All 11 Monterey Park victims identified
After notifying relatives, the authorities released Tuesday the complete list of the 11 people killed in the dance hall shooting, who ranged in age from 57 to 76.
The six women who perished were: My Nhan, 65; Lilian Li, 63; Xiujuan Yu, 57; Muoi Ung, 67; Hong Jian, 62; and Diana Tom, 70.
The five men were: Yu Kao, 72; Chia Yau, 76; Valentino Alvero, 68; Wen Yu, 64; and Ming Ma, 72.
Luna said the gunman fired 42 shots at the Star Ballroom Dance Studio, which is popular with older Asian Americans. In addition to those killed, nine were wounded. After leaving the carnage, the killer drove to the Lai Lai Ballroom and Studio in nearby Alhambra, where a likely attack was thwarted by a worker, Luna said.
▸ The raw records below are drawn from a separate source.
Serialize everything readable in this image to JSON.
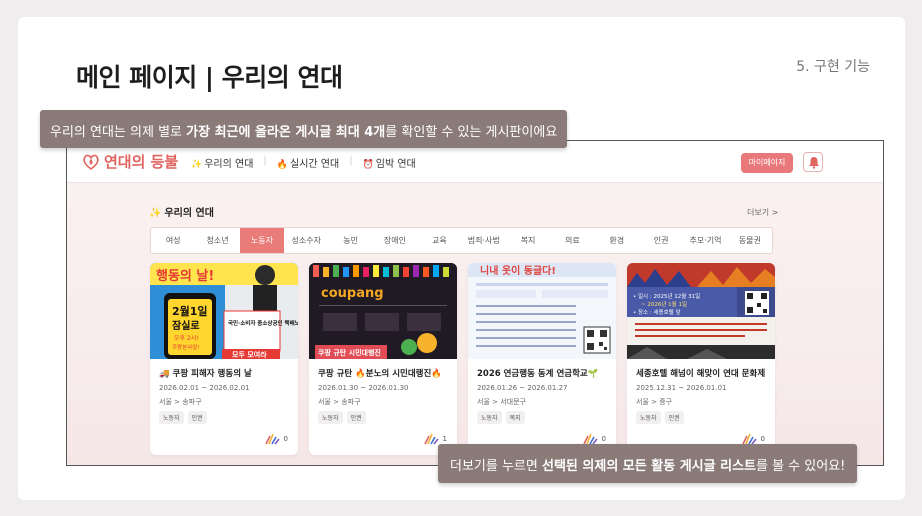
{
  "slide": {
    "title": "메인 페이지 | 우리의 연대",
    "section": "5. 구현 기능"
  },
  "callouts": {
    "top": {
      "pre": "우리의 연대는 의제 별로 ",
      "bold": "가장 최근에 올라온 게시글 최대 4개",
      "post": "를 확인할 수 있는 게시판이에요"
    },
    "bottom": {
      "pre": "더보기를 누르면 ",
      "bold": "선택된 의제의 모든 활동 게시글 리스트",
      "post": "를 볼 수 있어요!"
    }
  },
  "app": {
    "logo_text": "연대의 등불",
    "nav": [
      {
        "icon": "✨",
        "label": "우리의 연대"
      },
      {
        "icon": "🔥",
        "label": "실시간 연대"
      },
      {
        "icon": "⏰",
        "label": "임박 연대"
      }
    ],
    "mypage_label": "마이페이지",
    "board_title": "우리의 연대",
    "board_title_icon": "✨",
    "more_label": "더보기 >",
    "tabs": [
      "여성",
      "청소년",
      "노동자",
      "성소수자",
      "농민",
      "장애인",
      "교육",
      "범죄·사법",
      "복지",
      "의료",
      "환경",
      "인권",
      "추모·기억",
      "동물권"
    ],
    "active_tab": "노동자",
    "cards": [
      {
        "title": "🚚 쿠팡 피해자 행동의 날",
        "date": "2026.02.01 ~ 2026.02.01",
        "location": "서울 > 송파구",
        "tags": [
          "노동자",
          "인권"
        ],
        "count": "0",
        "thumb": {
          "headline": "행동의 날!",
          "date_big": "2월1일",
          "place": "잠실로",
          "time": "오후 2시!",
          "place2": "쿠팡본사앞!",
          "side": "국민·소비자 중소상공인 택배노동자",
          "cta": "모두 모여라"
        }
      },
      {
        "title": "쿠팡 규탄 🔥분노의 시민대행진🔥",
        "date": "2026.01.30 ~ 2026.01.30",
        "location": "서울 > 송파구",
        "tags": [
          "노동자",
          "인권"
        ],
        "count": "1",
        "thumb": {
          "brand": "coupang",
          "banner": "쿠팡 규탄 시민대행진"
        }
      },
      {
        "title": "2026 연금행동 동계 연금학교🌱",
        "date": "2026.01.26 ~ 2026.01.27",
        "location": "서울 > 서대문구",
        "tags": [
          "노동자",
          "복지"
        ],
        "count": "0",
        "thumb": {
          "headline": "니내 옷이 동글다!"
        }
      },
      {
        "title": "세종호텔 해넘이 해맞이 연대 문화제",
        "date": "2025.12.31 ~ 2026.01.01",
        "location": "서울 > 중구",
        "tags": [
          "노동자",
          "인권"
        ],
        "count": "0",
        "thumb": {
          "line1": "• 일시 : 2025년 12월 31일",
          "line2": "~ 2026년 1월 1일",
          "line3": "• 장소 : 세종호텔 앞"
        }
      }
    ]
  },
  "colors": {
    "accent": "#e97c79",
    "callout_bg": "#8a7b79"
  }
}
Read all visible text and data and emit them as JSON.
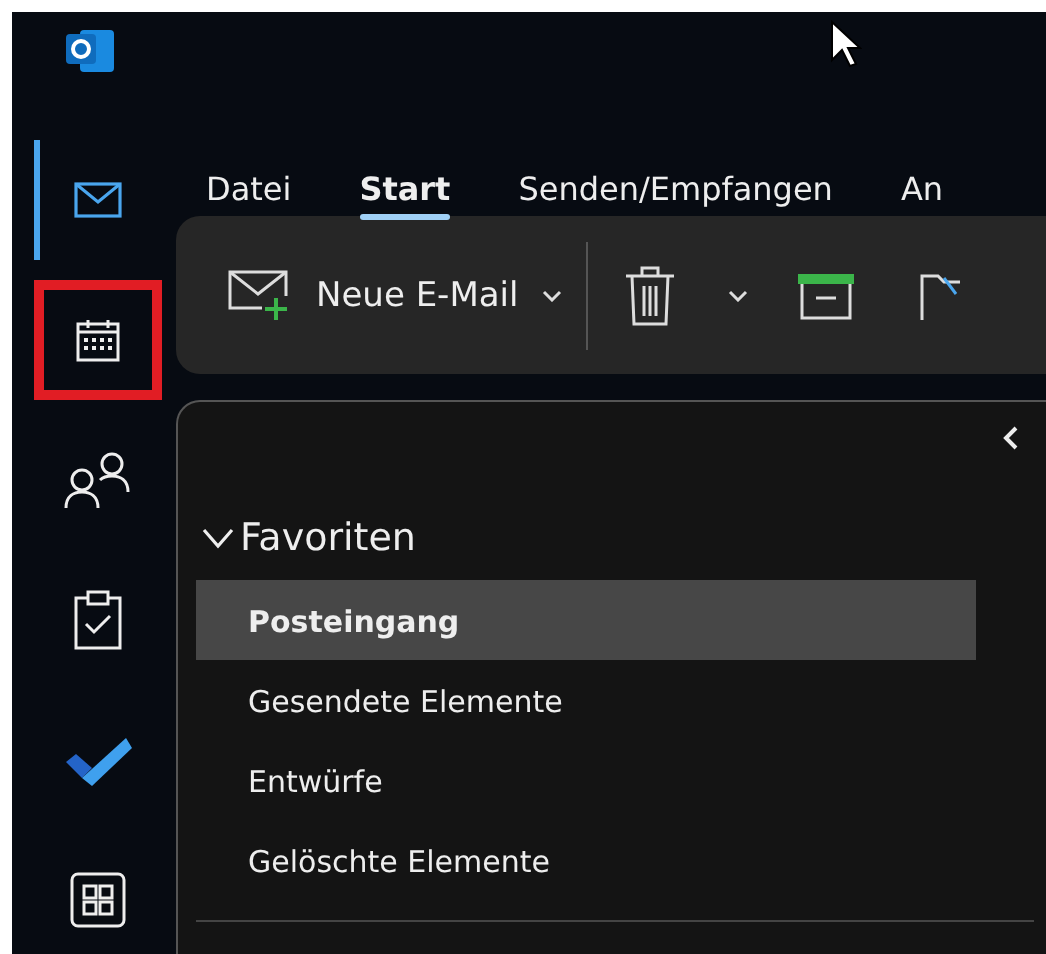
{
  "rail": {
    "items": [
      {
        "kind": "mail",
        "selected": true,
        "highlighted": false
      },
      {
        "kind": "calendar",
        "selected": false,
        "highlighted": true
      },
      {
        "kind": "people",
        "selected": false,
        "highlighted": false
      },
      {
        "kind": "tasks",
        "selected": false,
        "highlighted": false
      },
      {
        "kind": "todo",
        "selected": false,
        "highlighted": false
      },
      {
        "kind": "apps",
        "selected": false,
        "highlighted": false
      }
    ]
  },
  "ribbon": {
    "tabs": [
      {
        "label": "Datei",
        "selected": false
      },
      {
        "label": "Start",
        "selected": true
      },
      {
        "label": "Senden/Empfangen",
        "selected": false
      },
      {
        "label": "An",
        "selected": false
      }
    ],
    "toolbar": {
      "new_mail": "Neue E-Mail"
    }
  },
  "folder_pane": {
    "section": {
      "label": "Favoriten",
      "expanded": true,
      "items": [
        {
          "label": "Posteingang",
          "selected": true
        },
        {
          "label": "Gesendete Elemente",
          "selected": false
        },
        {
          "label": "Entwürfe",
          "selected": false
        },
        {
          "label": "Gelöschte Elemente",
          "selected": false
        }
      ]
    }
  }
}
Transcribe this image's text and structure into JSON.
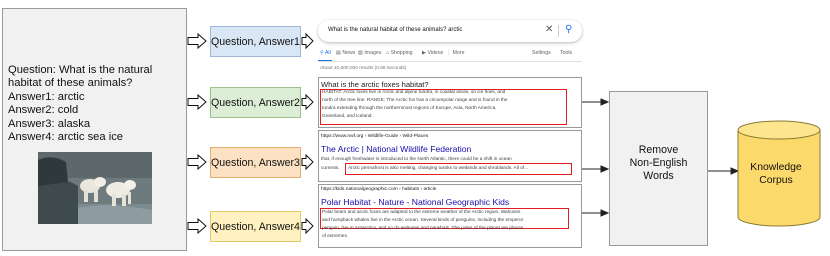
{
  "question_panel": {
    "lines": [
      "Question: What is the natural",
      "habitat of these animals?",
      "Answer1:  arctic",
      "Answer2:  cold",
      "Answer3:  alaska",
      "Answer4:  arctic sea ice"
    ]
  },
  "qa_boxes": [
    "Question, Answer1",
    "Question, Answer2",
    "Question, Answer3",
    "Question, Answer4"
  ],
  "search": {
    "query": "What is the natural habitat of these animals? arctic",
    "clear_icon": "close-icon",
    "search_icon": "search-icon",
    "tabs": [
      "All",
      "News",
      "Images",
      "Shopping",
      "Videos",
      "More",
      "Settings",
      "Tools"
    ],
    "result_stats": "About 10,600,000 results (0.66 seconds)"
  },
  "featured": {
    "title": "What is the arctic foxes habitat?",
    "lines": [
      "HABITAT: Arctic foxes live in Arctic and alpine tundra, in coastal areas, on ice floes, and",
      "north of the tree line. RANGE: The Arctic fox has a circumpolar range and is found in the",
      "tundra extending through the northernmost regions of Europe, Asia, North America,",
      "Greenland, and Iceland."
    ]
  },
  "result2": {
    "url": "https://www.nwf.org › Wildlife-Guide › Wild-Places",
    "title": "The Arctic | National Wildlife Federation",
    "line1": "that, if enough freshwater is introduced to the North Atlantic, there could be a shift in ocean",
    "line2_prefix": "currents.",
    "line2_highlight": "Arctic permafrost is also melting, changing tussks to wetlands and shrublands. All of..."
  },
  "result3": {
    "url": "https://kids.nationalgeographic.com › habitats › article",
    "title": "Polar Habitat - Nature - National Geographic Kids",
    "lines": [
      "Polar bears and arctic foxes are adapted to the extreme weather of the Arctic region. Walruses",
      "and humpback whales live in the Arctic ocean. Several kinds of penguins, including the emperor",
      "penguin, live in Antarctica, and so do walruses and narwhals. The poles of the planet are places",
      "of extremes."
    ]
  },
  "remove": {
    "lines": [
      "Remove",
      "Non-English",
      "Words"
    ]
  },
  "knowledge": {
    "lines": [
      "Knowledge",
      "Corpus"
    ]
  },
  "colors": {
    "qa1": "#d9e6f6",
    "qa2": "#dcefd6",
    "qa3": "#fce1c2",
    "qa4": "#fff1c0",
    "cylinder": "#fcd96b",
    "highlight": "#e02020",
    "link": "#1a0dab"
  }
}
Timeline from first 911 call to discovery of killer’s body
At 10:22 p.m. local time Saturday, police received 911 calls about an active shooter at the Star Ballroom Dance Studio on Garvey Street, the main drag in Monterey Park Police arrived within three minutes and found chaos as patrons fled the studio. They discovered dead and wounded people inside.
At 12:52 p.m. Sunday, the county sheriff’s SWAT team cleared the van. They found “the suspect sustained a self-inflicted gunshot wound and was pronounced dead at the scene,” Luna said.
A timeline from the first call to that announcement is here.
Authorities search for a motive
Authorities continued searching for clues about gunman Huu Can Tran’s motive, which remained unclear. “We all want answers to questions that we may never have answers to,” Monterey Park Police Chief Scott Wiese said. “That’s kind of the enigma of this.”
Luna acknowledged reports that Tran acted out of jealousy but said he could not confirm them. Tran is believed to have offered dance lessons and met his now ex-wife at the Star studio.
Contributing: Orlando Mayorquin and Jordan Mendoza, USA TODAY; The Associated Press